## GOAL OF THE EXERCISE
What is the number of lines in the data holding the word "highlighted"? Give that number by itself.

DATA SUPPLIED START

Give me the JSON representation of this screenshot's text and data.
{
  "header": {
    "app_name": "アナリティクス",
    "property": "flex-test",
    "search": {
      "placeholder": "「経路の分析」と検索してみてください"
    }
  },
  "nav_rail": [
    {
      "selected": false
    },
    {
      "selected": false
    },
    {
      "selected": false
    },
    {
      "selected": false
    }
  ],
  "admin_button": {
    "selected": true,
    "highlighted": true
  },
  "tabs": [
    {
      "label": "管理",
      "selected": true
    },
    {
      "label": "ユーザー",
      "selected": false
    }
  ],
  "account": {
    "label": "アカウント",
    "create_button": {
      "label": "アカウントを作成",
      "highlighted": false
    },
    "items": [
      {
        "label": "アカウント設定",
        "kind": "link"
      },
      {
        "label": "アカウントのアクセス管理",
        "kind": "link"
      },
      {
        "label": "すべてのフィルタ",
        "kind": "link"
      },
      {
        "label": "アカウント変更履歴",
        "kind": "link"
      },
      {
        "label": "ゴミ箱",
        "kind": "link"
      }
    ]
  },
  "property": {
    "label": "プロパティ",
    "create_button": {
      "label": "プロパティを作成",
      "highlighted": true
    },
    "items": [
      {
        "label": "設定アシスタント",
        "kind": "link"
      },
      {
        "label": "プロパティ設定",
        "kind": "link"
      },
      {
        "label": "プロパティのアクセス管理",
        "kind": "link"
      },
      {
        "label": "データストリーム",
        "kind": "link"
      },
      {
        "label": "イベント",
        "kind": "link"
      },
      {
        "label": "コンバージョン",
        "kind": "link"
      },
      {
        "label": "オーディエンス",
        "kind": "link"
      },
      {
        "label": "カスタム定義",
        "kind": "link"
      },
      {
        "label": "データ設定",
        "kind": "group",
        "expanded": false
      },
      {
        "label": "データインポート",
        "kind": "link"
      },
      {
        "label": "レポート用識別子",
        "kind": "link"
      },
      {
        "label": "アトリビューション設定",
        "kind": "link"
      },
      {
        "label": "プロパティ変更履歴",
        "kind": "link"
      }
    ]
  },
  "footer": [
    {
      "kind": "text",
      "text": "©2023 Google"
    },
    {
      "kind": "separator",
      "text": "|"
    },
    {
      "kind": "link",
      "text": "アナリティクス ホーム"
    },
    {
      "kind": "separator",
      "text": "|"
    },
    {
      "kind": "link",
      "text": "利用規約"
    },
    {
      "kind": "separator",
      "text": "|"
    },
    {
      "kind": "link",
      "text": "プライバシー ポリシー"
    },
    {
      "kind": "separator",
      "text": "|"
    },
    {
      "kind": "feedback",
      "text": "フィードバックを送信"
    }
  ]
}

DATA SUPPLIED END

## EXERCISE ANSWER
3